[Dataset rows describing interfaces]
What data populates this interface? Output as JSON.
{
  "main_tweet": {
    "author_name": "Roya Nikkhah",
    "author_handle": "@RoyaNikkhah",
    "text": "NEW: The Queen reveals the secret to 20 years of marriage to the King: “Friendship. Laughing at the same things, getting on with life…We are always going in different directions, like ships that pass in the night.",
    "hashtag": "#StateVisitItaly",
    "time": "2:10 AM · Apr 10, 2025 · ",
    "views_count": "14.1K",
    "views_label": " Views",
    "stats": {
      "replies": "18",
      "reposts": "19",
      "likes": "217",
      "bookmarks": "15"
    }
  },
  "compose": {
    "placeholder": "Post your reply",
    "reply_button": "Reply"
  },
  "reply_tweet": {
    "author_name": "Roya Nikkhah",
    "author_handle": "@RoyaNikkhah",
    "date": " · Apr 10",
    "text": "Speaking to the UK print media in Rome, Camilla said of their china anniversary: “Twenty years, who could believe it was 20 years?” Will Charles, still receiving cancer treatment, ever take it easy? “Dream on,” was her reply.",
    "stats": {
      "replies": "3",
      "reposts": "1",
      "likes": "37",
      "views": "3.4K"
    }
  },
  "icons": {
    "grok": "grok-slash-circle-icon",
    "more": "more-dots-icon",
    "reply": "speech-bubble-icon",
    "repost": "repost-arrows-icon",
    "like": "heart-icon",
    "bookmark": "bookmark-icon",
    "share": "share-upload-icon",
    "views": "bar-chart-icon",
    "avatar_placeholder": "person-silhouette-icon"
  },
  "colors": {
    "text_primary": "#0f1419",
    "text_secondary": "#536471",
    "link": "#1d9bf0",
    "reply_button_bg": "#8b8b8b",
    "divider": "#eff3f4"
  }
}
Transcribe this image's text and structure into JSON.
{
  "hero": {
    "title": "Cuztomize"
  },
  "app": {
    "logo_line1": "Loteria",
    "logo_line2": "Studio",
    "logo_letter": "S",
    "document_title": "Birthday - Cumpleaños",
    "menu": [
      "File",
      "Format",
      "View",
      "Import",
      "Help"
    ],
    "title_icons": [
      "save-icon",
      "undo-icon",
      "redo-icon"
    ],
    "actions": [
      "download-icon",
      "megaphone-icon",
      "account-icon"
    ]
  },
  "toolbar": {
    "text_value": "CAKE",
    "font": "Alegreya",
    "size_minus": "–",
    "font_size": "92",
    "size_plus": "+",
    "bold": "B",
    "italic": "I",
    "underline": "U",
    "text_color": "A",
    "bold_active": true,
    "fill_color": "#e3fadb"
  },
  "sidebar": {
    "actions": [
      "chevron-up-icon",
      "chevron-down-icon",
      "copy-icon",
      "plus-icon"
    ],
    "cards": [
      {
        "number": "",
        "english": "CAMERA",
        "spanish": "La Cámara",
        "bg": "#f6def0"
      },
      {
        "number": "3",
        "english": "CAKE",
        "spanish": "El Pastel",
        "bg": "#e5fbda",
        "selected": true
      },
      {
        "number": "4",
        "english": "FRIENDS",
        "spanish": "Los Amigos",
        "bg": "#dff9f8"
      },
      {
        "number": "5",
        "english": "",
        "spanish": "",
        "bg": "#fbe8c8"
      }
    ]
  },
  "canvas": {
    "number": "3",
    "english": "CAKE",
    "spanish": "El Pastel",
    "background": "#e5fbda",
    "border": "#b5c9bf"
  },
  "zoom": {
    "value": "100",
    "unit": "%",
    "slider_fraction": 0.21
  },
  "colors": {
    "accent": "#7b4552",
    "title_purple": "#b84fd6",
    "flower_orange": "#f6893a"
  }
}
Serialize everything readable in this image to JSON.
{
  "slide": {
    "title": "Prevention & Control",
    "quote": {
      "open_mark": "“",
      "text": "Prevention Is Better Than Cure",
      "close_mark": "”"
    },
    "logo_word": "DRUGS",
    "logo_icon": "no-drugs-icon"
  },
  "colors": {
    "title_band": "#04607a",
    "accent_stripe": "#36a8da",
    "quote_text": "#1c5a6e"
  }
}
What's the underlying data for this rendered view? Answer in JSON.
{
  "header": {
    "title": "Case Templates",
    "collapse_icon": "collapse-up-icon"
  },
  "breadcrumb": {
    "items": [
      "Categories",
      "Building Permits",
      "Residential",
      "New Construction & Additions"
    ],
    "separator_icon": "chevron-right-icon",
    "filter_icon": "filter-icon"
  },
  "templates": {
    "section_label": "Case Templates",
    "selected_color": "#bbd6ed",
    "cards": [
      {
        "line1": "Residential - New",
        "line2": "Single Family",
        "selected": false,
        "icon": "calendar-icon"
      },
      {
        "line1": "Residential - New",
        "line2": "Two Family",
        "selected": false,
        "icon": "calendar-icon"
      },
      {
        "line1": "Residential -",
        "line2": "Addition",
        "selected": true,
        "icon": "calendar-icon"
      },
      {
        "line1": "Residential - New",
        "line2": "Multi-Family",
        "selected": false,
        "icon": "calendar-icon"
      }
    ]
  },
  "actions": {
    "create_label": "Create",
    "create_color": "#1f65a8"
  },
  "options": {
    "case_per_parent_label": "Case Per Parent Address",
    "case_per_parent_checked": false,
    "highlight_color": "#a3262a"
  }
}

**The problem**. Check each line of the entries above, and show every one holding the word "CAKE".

**Written solution**.
    "text_value": "CAKE",
        "english": "CAKE",
    "english": "CAKE",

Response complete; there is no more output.